There are half a million cases of food poisoning each year in the UK, and one of the reasons we have stringent controls on who can sell food and drink, especially in unsealed containers, is to try to cut those figures down. And street stalls in general are regulated because we have a system of taxation, rights and responsibilities in this country which underpins our functioning society. Regulation is a social and economic good.

It’s also pretty unfair to criticise the hard-working public servants who acted in this case for doing the job they are no doubt underpaid to do. For the council to say “we expect our enforcement officers to show common sense” as they cancelled the fine is all very well, but I’m willing to bet they are given precious little leeway in their training when it comes to who gets fined and who doesn’t. If the council is handing out apologies, it likely should be issuing one to its officers as well.

“But these are decent folk being persecuted by a nanny state,” I hear you cry. And I stand impervious, I’m afraid. Because I’ve heard that line a lot recently and it’s beginning to grate.

It’s the same argument used against speed cameras and parking fines. How often have you heard those caught out proclaim themselves as “law-abiding citizens” and bemoan the infringement of their freedom? I have news for you: if you break the speed limit, or park illegally, or indeed break health and safety or trading regulations, you are not a law-abiding citizen. You’re actually the one who’s in the wrong.

And rarely is ignorance an excuse. Speed limits and parking regulations are posted clearly. In the case of the now famous lemonade stand, the father in question is even quoted as saying “I thought that they would just tell us to pack up and go home.” So he knew he was breaking the rules. He just didn’t think the consequences should apply to him.

A culture of entitlement, and a belief that rules are for other people but not us, is a disease gripping middle Britain. It is demonstrated in many different ways, from the driver telling the cyclist that she has no right to be on the road because she doesn’t pay road tax (I know), to the father holding up his daughter’s tears to get out of a fine.

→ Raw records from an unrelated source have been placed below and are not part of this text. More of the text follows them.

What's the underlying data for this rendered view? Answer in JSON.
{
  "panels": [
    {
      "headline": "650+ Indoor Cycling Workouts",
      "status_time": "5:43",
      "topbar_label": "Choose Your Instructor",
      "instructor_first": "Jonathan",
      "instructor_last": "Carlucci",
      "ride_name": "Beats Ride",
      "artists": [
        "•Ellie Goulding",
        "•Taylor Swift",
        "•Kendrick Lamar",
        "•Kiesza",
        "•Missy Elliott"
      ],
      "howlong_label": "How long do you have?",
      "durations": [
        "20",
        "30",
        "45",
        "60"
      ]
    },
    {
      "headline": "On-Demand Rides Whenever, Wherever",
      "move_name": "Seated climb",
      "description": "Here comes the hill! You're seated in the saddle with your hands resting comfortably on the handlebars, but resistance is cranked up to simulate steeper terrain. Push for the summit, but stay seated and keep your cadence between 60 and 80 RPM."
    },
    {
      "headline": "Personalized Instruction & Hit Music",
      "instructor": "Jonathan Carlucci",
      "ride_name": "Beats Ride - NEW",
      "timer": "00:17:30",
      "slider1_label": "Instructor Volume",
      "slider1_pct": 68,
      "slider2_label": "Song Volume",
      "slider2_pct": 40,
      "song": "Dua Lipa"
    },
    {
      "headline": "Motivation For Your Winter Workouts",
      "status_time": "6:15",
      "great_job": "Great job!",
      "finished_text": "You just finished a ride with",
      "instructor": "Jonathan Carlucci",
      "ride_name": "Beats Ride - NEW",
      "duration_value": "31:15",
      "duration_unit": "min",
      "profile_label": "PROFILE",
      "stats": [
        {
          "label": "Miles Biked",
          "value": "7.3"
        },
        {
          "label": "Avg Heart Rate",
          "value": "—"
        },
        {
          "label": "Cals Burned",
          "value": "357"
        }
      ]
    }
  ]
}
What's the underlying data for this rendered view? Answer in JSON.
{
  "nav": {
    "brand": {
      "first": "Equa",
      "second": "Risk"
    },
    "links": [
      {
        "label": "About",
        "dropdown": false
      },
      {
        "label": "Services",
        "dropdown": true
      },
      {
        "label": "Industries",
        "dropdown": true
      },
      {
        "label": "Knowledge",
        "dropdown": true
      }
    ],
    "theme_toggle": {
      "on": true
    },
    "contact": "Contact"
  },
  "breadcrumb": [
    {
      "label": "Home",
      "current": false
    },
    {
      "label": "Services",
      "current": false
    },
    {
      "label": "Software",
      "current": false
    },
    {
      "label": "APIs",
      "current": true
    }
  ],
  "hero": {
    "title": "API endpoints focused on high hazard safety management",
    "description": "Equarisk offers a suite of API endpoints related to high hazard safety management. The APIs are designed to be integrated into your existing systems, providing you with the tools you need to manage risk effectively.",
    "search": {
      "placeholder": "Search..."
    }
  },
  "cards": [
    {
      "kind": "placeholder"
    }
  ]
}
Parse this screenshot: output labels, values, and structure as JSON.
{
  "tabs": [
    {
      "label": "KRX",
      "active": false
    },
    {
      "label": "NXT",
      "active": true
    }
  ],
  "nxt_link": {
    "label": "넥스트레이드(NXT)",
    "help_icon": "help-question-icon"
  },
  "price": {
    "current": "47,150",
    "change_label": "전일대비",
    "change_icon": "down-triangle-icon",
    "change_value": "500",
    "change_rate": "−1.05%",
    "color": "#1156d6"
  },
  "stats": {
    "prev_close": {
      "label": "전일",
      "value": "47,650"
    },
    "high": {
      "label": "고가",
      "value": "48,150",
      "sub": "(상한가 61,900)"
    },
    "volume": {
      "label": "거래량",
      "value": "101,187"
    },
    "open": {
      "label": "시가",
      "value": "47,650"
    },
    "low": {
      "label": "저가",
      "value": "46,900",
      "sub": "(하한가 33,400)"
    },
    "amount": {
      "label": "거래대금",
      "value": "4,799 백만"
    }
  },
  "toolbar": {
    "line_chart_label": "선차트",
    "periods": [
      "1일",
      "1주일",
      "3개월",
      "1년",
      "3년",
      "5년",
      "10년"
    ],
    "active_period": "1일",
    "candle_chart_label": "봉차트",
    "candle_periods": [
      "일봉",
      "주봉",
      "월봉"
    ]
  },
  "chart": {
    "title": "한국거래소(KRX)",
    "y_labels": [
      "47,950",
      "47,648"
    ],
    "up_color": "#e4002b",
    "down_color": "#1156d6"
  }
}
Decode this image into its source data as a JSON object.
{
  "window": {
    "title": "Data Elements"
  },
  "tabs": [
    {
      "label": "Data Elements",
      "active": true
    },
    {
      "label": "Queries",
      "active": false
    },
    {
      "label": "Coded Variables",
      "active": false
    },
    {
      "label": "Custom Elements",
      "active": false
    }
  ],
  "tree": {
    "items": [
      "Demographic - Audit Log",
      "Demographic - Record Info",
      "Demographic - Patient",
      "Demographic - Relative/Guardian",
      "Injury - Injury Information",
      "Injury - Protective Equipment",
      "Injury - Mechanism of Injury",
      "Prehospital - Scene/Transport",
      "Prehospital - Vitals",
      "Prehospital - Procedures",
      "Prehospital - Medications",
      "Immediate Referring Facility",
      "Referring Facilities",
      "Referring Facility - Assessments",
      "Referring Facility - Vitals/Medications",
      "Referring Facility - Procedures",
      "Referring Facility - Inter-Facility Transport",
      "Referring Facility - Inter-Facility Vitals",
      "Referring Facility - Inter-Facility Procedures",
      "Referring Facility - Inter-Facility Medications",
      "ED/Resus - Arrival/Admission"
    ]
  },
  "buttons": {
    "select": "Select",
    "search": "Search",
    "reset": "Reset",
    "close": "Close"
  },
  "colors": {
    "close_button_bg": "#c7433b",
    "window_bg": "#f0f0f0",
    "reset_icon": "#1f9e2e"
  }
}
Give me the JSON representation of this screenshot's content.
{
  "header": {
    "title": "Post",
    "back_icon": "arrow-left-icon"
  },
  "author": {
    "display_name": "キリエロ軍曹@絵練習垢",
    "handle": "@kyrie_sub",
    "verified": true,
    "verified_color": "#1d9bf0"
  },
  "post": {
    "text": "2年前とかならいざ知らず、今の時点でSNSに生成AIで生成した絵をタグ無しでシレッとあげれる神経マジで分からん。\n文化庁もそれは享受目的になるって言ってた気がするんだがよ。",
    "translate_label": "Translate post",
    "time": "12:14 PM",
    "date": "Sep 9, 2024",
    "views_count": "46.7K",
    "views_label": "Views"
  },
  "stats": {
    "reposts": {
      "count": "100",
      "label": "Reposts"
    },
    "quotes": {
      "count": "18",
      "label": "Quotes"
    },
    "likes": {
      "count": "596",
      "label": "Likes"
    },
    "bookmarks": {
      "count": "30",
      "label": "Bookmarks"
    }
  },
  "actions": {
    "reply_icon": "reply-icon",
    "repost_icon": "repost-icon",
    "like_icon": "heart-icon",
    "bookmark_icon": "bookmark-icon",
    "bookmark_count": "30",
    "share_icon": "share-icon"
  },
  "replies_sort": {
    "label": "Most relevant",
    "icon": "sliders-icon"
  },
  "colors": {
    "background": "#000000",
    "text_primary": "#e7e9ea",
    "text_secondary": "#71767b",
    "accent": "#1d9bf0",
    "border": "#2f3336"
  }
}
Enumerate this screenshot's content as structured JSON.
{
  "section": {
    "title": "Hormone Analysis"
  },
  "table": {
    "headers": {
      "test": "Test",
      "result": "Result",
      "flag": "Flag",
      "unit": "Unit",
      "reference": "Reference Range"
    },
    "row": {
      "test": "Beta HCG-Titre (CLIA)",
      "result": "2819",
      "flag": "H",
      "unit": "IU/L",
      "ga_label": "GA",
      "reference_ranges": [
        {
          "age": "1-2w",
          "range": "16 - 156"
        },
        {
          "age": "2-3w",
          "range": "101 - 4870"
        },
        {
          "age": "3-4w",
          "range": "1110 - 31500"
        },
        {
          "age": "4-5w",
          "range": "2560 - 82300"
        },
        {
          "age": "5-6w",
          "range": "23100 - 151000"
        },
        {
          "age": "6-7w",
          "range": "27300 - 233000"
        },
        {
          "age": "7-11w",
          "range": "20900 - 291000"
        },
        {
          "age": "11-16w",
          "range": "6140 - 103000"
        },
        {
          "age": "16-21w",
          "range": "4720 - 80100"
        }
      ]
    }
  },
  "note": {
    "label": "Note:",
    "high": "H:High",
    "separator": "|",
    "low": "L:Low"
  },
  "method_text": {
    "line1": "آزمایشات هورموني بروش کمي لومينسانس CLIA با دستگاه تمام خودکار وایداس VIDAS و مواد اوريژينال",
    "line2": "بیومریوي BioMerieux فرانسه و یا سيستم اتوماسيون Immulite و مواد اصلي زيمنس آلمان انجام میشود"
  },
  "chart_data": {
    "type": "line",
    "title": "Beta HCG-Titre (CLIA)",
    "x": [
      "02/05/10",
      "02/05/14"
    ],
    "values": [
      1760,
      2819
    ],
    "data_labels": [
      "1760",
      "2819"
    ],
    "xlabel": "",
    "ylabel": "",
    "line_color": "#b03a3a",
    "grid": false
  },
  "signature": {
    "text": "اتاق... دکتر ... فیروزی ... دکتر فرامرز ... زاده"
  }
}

I know, I’m a monster. But hooray for the enforcers, I say.

Duncan Hothersall is the editor of Labour Hame